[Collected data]

■ ■ ■

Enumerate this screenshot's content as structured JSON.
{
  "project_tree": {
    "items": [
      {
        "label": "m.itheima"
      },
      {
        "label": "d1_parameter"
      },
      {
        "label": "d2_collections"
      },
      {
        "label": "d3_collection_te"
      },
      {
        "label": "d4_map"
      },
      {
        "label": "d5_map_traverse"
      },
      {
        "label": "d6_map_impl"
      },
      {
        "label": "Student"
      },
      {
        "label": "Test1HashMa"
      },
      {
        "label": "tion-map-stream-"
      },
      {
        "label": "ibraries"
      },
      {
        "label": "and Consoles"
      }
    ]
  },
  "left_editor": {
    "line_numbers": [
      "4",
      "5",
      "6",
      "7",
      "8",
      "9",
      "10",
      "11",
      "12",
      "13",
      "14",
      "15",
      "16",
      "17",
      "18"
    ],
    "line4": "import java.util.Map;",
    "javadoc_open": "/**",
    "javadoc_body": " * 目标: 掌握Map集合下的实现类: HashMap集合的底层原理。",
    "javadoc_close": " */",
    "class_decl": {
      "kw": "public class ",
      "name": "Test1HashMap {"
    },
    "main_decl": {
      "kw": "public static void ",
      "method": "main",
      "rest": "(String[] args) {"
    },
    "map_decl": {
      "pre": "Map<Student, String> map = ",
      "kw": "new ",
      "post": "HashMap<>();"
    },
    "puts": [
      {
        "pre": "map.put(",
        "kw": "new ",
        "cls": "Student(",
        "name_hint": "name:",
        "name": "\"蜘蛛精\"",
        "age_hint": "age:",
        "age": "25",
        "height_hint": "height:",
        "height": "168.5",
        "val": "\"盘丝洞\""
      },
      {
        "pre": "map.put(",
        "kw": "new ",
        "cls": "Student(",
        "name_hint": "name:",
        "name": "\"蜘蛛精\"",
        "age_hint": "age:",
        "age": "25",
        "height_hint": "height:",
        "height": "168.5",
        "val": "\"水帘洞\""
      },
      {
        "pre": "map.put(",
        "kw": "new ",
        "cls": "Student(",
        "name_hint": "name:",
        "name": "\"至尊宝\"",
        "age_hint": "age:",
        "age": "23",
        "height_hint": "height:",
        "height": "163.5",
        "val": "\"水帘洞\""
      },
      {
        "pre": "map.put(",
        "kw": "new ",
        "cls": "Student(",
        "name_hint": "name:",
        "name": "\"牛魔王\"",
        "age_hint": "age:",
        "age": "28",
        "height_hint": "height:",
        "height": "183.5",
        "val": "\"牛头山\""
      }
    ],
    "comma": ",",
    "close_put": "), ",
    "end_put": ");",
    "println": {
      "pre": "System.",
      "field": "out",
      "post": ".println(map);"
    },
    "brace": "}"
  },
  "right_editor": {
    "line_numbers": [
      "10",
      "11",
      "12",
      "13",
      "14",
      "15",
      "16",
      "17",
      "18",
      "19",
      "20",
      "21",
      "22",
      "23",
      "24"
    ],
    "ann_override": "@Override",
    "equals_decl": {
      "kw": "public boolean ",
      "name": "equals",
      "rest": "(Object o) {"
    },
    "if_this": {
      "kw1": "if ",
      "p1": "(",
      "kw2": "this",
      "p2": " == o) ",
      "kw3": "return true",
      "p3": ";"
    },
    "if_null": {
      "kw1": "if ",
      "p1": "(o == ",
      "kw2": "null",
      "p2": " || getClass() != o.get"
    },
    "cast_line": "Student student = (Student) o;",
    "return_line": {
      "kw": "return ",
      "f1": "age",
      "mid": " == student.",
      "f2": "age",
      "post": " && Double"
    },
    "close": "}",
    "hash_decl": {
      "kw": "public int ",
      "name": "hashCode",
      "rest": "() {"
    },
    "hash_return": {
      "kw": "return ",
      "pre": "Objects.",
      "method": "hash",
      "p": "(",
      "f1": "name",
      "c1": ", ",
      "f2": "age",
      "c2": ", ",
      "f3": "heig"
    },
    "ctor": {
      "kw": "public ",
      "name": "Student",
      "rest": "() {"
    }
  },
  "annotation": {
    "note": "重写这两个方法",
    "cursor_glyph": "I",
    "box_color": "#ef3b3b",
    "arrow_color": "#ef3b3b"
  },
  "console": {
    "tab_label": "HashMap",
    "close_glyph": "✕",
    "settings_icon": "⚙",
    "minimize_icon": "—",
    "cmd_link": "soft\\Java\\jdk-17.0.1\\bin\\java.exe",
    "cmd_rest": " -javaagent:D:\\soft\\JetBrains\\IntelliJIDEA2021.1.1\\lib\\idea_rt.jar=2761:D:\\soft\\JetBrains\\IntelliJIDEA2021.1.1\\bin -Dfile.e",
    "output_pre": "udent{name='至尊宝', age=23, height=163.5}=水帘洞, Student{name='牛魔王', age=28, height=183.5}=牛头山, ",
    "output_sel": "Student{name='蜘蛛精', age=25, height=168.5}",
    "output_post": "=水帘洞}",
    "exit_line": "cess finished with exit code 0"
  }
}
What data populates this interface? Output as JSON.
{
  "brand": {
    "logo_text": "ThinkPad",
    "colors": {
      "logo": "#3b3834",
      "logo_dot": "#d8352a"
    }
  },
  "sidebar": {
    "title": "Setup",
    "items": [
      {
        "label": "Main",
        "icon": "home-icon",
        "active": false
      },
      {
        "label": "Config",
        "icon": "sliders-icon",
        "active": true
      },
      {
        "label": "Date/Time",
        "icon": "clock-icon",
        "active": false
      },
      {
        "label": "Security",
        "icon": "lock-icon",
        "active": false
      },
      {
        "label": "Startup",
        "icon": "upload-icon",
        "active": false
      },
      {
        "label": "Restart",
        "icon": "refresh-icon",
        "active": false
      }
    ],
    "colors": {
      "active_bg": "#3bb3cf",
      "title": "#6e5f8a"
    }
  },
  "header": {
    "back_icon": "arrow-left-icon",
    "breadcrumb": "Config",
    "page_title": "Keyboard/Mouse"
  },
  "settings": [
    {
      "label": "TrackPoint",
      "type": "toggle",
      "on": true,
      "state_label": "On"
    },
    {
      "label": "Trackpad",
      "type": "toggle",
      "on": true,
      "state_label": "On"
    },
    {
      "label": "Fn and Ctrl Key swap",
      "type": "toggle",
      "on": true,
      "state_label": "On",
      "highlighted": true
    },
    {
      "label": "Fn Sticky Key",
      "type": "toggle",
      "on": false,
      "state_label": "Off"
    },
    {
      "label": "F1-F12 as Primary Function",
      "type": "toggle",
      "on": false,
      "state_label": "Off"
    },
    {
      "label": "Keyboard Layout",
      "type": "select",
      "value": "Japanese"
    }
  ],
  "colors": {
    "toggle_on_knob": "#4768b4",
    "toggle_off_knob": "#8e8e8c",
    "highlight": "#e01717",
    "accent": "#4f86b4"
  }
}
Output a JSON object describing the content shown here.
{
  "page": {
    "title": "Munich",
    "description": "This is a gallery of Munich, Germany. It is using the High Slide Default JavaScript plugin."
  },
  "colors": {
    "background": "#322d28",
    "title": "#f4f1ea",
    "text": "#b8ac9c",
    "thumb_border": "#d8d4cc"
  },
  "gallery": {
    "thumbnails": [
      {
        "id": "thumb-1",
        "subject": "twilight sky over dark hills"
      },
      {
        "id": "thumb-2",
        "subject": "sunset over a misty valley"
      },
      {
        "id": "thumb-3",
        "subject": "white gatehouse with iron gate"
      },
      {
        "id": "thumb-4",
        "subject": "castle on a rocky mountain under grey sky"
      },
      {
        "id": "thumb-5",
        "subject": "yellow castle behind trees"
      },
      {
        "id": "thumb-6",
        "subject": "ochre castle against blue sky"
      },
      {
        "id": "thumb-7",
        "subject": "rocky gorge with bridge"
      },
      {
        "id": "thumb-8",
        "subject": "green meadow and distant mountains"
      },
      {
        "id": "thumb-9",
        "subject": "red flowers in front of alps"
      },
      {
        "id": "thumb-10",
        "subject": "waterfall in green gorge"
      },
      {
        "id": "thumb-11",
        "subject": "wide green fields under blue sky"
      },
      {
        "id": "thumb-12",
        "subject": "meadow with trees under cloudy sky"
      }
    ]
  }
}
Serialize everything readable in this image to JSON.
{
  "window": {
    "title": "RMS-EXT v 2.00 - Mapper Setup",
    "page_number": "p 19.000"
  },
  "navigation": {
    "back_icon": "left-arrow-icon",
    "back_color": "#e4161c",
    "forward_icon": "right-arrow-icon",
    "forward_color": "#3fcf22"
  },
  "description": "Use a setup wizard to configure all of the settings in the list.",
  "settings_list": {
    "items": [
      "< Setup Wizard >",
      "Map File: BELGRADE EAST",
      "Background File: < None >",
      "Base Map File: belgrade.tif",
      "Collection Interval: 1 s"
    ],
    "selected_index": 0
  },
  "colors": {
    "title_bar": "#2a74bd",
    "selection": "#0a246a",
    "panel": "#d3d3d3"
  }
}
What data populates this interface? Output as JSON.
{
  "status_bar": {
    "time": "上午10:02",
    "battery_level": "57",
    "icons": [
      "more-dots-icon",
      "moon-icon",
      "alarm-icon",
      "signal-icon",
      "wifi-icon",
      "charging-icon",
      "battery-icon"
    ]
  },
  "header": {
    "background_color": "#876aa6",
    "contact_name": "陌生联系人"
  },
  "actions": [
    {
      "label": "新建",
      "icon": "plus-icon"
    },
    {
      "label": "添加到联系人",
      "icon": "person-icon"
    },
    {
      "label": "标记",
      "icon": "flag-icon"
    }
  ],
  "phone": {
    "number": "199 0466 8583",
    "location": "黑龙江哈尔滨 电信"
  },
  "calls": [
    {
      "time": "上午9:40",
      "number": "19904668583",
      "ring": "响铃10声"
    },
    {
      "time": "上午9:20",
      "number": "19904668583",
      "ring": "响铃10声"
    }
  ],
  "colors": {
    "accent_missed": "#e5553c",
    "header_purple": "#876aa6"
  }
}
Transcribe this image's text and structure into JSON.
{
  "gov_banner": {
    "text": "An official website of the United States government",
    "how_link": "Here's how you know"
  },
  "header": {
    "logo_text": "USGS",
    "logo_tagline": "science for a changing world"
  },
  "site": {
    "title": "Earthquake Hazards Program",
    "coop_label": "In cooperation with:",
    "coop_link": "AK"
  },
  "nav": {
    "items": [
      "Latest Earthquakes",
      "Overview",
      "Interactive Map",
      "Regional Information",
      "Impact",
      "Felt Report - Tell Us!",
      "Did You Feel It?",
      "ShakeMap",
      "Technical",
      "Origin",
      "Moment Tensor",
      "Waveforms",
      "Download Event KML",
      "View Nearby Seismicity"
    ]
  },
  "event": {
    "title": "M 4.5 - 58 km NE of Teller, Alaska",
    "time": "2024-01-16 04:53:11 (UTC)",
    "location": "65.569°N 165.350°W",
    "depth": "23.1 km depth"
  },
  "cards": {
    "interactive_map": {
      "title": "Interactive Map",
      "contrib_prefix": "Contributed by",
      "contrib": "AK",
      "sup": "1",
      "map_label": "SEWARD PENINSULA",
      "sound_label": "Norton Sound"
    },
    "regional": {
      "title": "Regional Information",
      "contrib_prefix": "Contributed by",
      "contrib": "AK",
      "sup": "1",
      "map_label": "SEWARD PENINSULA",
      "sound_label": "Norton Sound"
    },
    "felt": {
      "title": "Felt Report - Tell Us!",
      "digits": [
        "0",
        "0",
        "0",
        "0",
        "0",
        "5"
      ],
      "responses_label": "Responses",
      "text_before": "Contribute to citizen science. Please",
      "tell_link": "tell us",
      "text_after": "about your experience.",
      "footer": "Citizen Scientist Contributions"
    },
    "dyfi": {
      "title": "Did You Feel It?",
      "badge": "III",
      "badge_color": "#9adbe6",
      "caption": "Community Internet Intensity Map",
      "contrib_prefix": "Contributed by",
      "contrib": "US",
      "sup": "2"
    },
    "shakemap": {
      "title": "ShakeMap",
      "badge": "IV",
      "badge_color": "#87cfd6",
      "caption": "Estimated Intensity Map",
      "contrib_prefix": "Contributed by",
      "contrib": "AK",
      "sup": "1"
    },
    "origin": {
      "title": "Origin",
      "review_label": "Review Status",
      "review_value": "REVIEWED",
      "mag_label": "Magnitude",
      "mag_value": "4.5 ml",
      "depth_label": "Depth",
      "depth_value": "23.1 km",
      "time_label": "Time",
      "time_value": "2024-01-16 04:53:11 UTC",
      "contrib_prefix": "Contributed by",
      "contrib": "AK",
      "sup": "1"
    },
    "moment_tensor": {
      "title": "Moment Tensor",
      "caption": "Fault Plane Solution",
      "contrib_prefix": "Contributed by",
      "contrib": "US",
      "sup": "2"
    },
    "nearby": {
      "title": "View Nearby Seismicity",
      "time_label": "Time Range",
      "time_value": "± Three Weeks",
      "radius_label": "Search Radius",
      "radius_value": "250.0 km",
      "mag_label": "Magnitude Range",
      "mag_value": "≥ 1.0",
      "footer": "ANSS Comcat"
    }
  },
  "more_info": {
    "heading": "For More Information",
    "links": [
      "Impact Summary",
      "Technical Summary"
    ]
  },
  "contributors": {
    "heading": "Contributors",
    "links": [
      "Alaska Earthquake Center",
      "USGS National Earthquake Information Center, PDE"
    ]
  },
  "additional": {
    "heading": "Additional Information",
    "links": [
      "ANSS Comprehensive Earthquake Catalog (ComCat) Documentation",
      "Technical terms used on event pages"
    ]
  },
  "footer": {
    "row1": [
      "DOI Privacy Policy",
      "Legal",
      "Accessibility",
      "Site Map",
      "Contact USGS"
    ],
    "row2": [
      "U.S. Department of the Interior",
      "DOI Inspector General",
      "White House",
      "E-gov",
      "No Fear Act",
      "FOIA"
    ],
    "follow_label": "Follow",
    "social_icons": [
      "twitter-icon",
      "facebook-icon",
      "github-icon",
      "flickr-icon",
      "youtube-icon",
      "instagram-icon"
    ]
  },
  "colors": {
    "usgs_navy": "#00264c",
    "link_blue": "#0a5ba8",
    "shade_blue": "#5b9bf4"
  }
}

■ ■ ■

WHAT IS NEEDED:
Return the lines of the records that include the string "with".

OUTPUT:
    "exit_line": "cess finished with exit code 0"
        "subject": "white gatehouse with iron gate"
        "subject": "rocky gorge with bridge"
        "subject": "meadow with trees under cloudy sky"
    "coop_label": "In cooperation with:",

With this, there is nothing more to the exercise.